ABOUT THIS EXERCISE: Please restate each entry below, word for word.
========================
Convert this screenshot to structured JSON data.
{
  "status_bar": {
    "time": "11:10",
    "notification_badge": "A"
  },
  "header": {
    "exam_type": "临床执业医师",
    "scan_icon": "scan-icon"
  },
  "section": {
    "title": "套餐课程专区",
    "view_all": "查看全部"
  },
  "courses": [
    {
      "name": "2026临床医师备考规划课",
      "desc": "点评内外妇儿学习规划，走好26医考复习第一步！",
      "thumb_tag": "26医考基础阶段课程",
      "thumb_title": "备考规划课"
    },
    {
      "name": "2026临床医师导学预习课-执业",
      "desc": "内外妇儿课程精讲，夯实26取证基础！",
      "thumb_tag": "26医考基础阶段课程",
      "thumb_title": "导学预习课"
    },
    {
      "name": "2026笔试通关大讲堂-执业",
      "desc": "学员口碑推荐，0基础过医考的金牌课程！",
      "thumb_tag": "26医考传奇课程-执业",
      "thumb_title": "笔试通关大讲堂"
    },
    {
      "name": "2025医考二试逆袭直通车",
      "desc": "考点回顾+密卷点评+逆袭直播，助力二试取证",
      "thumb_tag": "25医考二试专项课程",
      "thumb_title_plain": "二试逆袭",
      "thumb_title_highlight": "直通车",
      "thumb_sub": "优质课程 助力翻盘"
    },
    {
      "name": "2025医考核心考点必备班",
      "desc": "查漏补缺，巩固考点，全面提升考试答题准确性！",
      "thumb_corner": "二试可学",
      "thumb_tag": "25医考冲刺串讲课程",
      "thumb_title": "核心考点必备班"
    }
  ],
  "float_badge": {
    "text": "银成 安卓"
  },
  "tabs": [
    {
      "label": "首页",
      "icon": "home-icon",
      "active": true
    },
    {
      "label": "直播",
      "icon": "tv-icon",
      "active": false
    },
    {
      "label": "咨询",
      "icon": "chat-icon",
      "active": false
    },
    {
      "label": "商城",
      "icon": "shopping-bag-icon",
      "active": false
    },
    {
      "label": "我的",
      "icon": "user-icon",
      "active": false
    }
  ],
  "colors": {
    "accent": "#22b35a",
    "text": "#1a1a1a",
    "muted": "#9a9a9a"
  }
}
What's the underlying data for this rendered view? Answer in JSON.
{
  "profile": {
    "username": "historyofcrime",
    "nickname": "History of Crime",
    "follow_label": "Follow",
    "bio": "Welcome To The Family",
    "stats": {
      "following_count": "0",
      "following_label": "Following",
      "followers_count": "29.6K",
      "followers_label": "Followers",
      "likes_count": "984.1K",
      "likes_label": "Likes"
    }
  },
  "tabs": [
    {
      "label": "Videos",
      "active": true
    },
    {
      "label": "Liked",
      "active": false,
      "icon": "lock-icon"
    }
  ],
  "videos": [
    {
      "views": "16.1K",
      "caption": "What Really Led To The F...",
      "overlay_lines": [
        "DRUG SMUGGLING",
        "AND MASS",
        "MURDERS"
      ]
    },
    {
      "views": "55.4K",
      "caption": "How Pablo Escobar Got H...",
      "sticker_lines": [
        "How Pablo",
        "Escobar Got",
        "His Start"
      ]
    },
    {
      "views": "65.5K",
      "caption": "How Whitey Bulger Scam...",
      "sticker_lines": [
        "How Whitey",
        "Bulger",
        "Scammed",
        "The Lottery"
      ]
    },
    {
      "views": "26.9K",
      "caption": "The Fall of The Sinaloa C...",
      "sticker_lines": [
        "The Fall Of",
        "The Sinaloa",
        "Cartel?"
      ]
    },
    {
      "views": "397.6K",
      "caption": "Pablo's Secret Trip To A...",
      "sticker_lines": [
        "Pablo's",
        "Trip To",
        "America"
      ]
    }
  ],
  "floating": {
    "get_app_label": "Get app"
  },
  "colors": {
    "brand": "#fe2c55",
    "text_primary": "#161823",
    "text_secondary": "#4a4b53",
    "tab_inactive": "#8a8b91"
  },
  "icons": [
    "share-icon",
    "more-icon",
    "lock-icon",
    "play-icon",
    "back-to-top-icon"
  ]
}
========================
THE COMPLETED TASK:
Convert this screenshot to structured JSON data.
{
  "status_bar": {
    "time": "11:10",
    "notification_badge": "A"
  },
  "header": {
    "exam_type": "临床执业医师",
    "scan_icon": "scan-icon"
  },
  "section": {
    "title": "套餐课程专区",
    "view_all": "查看全部"
  },
  "courses": [
    {
      "name": "2026临床医师备考规划课",
      "desc": "点评内外妇儿学习规划，走好26医考复习第一步！",
      "thumb_tag": "26医考基础阶段课程",
      "thumb_title": "备考规划课"
    },
    {
      "name": "2026临床医师导学预习课-执业",
      "desc": "内外妇儿课程精讲，夯实26取证基础！",
      "thumb_tag": "26医考基础阶段课程",
      "thumb_title": "导学预习课"
    },
    {
      "name": "2026笔试通关大讲堂-执业",
      "desc": "学员口碑推荐，0基础过医考的金牌课程！",
      "thumb_tag": "26医考传奇课程-执业",
      "thumb_title": "笔试通关大讲堂"
    },
    {
      "name": "2025医考二试逆袭直通车",
      "desc": "考点回顾+密卷点评+逆袭直播，助力二试取证",
      "thumb_tag": "25医考二试专项课程",
      "thumb_title_plain": "二试逆袭",
      "thumb_title_highlight": "直通车",
      "thumb_sub": "优质课程 助力翻盘"
    },
    {
      "name": "2025医考核心考点必备班",
      "desc": "查漏补缺，巩固考点，全面提升考试答题准确性！",
      "thumb_corner": "二试可学",
      "thumb_tag": "25医考冲刺串讲课程",
      "thumb_title": "核心考点必备班"
    }
  ],
  "float_badge": {
    "text": "银成 安卓"
  },
  "tabs": [
    {
      "label": "首页",
      "icon": "home-icon",
      "active": true
    },
    {
      "label": "直播",
      "icon": "tv-icon",
      "active": false
    },
    {
      "label": "咨询",
      "icon": "chat-icon",
      "active": false
    },
    {
      "label": "商城",
      "icon": "shopping-bag-icon",
      "active": false
    },
    {
      "label": "我的",
      "icon": "user-icon",
      "active": false
    }
  ],
  "colors": {
    "accent": "#22b35a",
    "text": "#1a1a1a",
    "muted": "#9a9a9a"
  }
}
What's the underlying data for this rendered view? Answer in JSON.
{
  "profile": {
    "username": "historyofcrime",
    "nickname": "History of Crime",
    "follow_label": "Follow",
    "bio": "Welcome To The Family",
    "stats": {
      "following_count": "0",
      "following_label": "Following",
      "followers_count": "29.6K",
      "followers_label": "Followers",
      "likes_count": "984.1K",
      "likes_label": "Likes"
    }
  },
  "tabs": [
    {
      "label": "Videos",
      "active": true
    },
    {
      "label": "Liked",
      "active": false,
      "icon": "lock-icon"
    }
  ],
  "videos": [
    {
      "views": "16.1K",
      "caption": "What Really Led To The F...",
      "overlay_lines": [
        "DRUG SMUGGLING",
        "AND MASS",
        "MURDERS"
      ]
    },
    {
      "views": "55.4K",
      "caption": "How Pablo Escobar Got H...",
      "sticker_lines": [
        "How Pablo",
        "Escobar Got",
        "His Start"
      ]
    },
    {
      "views": "65.5K",
      "caption": "How Whitey Bulger Scam...",
      "sticker_lines": [
        "How Whitey",
        "Bulger",
        "Scammed",
        "The Lottery"
      ]
    },
    {
      "views": "26.9K",
      "caption": "The Fall of The Sinaloa C...",
      "sticker_lines": [
        "The Fall Of",
        "The Sinaloa",
        "Cartel?"
      ]
    },
    {
      "views": "397.6K",
      "caption": "Pablo's Secret Trip To A...",
      "sticker_lines": [
        "Pablo's",
        "Trip To",
        "America"
      ]
    }
  ],
  "floating": {
    "get_app_label": "Get app"
  },
  "colors": {
    "brand": "#fe2c55",
    "text_primary": "#161823",
    "text_secondary": "#4a4b53",
    "tab_inactive": "#8a8b91"
  },
  "icons": [
    "share-icon",
    "more-icon",
    "lock-icon",
    "play-icon",
    "back-to-top-icon"
  ]
}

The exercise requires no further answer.